Some experts say every child in elementary school ought to undergo an initial test for FASD, just like students get screened for vision and hearing problems. Kids picked up by the screening could be referred to a diagnostic clinic such as Manitoba's FASD Centre for more thorough testing.
The Manitoba government hopes to test out a screening tool in schools in the near future with money from the Public Health Agency of Canada.
Healthy Child Manitoba was mum on the details, saying it's still working with school divisions and the developers of the screening tool. The pilot would likely involve a questionnaire to teachers that would identify students at risk of FASD.
Others, including Manitoba Liberal Leader Jon Gerrard, say all babies should be screened for FASD. Others say all pregnant women ought to be vigorously evaluated to find out whether they are drinking.
Winnipeg FASD physician Albert Chudley says the next step should be a combination -- a national screening system for fetal alcohol effects, as well as screening for the risk of maternal drinking.
"Ideally, we want to prevent this," said Chudley.
At the very least, say lawyers and social workers, all kids in care and all teens in jail ought to be screened for FASD, since that's where so many end up.
"If we automatically look for FASD at intake, we are going to have much better outcomes for these children," said former social worker and FASD consultant Donna Debolt.

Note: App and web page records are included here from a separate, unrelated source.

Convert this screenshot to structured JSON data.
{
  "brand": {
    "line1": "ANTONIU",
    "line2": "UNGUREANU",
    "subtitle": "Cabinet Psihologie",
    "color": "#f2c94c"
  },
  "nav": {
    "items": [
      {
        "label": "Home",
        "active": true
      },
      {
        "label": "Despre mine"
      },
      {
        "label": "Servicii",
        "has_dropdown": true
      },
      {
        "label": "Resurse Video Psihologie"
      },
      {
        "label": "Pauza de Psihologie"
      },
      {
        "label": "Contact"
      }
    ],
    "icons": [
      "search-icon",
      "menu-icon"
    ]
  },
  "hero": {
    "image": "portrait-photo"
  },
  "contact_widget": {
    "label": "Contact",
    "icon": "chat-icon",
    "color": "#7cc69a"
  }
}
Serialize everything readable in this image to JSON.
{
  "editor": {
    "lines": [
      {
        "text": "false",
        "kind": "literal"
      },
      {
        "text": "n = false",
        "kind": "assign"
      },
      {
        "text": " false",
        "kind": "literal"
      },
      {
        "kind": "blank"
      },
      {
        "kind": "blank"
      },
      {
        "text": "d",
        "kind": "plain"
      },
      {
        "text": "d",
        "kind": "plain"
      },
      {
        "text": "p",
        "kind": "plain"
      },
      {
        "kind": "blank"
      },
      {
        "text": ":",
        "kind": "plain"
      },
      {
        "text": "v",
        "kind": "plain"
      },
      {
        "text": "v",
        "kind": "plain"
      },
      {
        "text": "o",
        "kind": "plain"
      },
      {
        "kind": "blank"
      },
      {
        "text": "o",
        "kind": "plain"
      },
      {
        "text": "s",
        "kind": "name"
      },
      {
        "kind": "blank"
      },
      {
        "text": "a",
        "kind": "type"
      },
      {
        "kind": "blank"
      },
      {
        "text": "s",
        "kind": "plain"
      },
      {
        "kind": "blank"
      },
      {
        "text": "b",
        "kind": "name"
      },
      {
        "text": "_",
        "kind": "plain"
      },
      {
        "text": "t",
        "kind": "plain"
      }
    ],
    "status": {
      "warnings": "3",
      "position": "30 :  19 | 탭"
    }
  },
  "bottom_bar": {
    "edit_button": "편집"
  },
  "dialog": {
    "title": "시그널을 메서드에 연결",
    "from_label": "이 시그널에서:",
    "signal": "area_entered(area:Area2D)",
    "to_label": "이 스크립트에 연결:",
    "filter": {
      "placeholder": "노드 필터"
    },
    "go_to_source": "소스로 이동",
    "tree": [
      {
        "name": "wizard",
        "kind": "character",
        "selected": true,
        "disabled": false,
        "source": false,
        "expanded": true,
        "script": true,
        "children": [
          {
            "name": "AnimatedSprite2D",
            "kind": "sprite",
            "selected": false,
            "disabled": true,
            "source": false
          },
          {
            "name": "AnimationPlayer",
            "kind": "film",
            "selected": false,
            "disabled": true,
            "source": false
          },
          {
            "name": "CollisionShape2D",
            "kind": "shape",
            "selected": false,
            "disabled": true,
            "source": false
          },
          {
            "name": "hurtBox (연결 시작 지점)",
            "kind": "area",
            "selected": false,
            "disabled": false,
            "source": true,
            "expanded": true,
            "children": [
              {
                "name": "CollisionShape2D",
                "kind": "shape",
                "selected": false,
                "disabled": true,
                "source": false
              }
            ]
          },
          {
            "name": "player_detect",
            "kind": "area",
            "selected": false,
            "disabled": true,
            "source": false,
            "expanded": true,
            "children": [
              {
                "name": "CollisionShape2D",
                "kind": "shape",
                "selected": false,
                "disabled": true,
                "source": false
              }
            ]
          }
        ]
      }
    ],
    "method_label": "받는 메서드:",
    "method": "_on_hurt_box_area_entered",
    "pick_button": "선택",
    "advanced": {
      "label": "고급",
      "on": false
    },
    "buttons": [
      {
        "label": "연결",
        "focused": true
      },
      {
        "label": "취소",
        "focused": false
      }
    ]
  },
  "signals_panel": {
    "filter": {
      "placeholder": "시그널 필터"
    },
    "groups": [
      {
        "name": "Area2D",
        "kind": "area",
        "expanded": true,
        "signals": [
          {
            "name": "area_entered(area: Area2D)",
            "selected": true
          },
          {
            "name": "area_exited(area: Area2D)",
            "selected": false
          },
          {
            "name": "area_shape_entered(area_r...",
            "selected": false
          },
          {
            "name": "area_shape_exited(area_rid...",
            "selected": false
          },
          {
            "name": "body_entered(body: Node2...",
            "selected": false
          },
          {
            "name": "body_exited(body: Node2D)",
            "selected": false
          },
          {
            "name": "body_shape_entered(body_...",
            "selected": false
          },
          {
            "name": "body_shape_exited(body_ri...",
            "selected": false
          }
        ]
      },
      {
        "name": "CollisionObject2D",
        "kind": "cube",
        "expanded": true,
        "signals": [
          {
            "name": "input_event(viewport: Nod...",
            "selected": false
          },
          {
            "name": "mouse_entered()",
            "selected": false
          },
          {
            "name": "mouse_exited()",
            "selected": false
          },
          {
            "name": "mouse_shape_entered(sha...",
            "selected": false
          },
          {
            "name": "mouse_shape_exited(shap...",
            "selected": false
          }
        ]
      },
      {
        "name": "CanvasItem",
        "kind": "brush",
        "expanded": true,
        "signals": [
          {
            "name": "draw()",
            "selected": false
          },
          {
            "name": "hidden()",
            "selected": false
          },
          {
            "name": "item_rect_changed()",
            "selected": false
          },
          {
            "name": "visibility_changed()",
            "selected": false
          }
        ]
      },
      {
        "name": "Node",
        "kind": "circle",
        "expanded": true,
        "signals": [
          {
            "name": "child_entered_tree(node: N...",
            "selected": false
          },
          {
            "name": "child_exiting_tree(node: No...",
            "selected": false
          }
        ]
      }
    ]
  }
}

-- stunts individual brain cells and major parts of the brain, such as the main processing centre of the cerebellum and the corpus callosum, a thick band of fibres in the brain's core that connects the right and left hemispheres. It is brain damage, just like an injury caused by head trauma from a car accident.
-- affects more people than Down's syndrome and autism combined, and costs Canadians at least $5.3 billion a year.
-- is virtually invisible and mired in stigma. Diagnosis is tricky, services are spotty and schools, the courts and the job world are almost perfectly set up for people with FASD to fail.
-- is widely seen as an "aboriginal problem." It is not. Alcohol-related birth defects affect every race and income level. In fact, experts say the group most at risk are students or professional women in their late 20s or early 30s who binge-drink on the weekends and may not realize they are pregnant until the damage is done.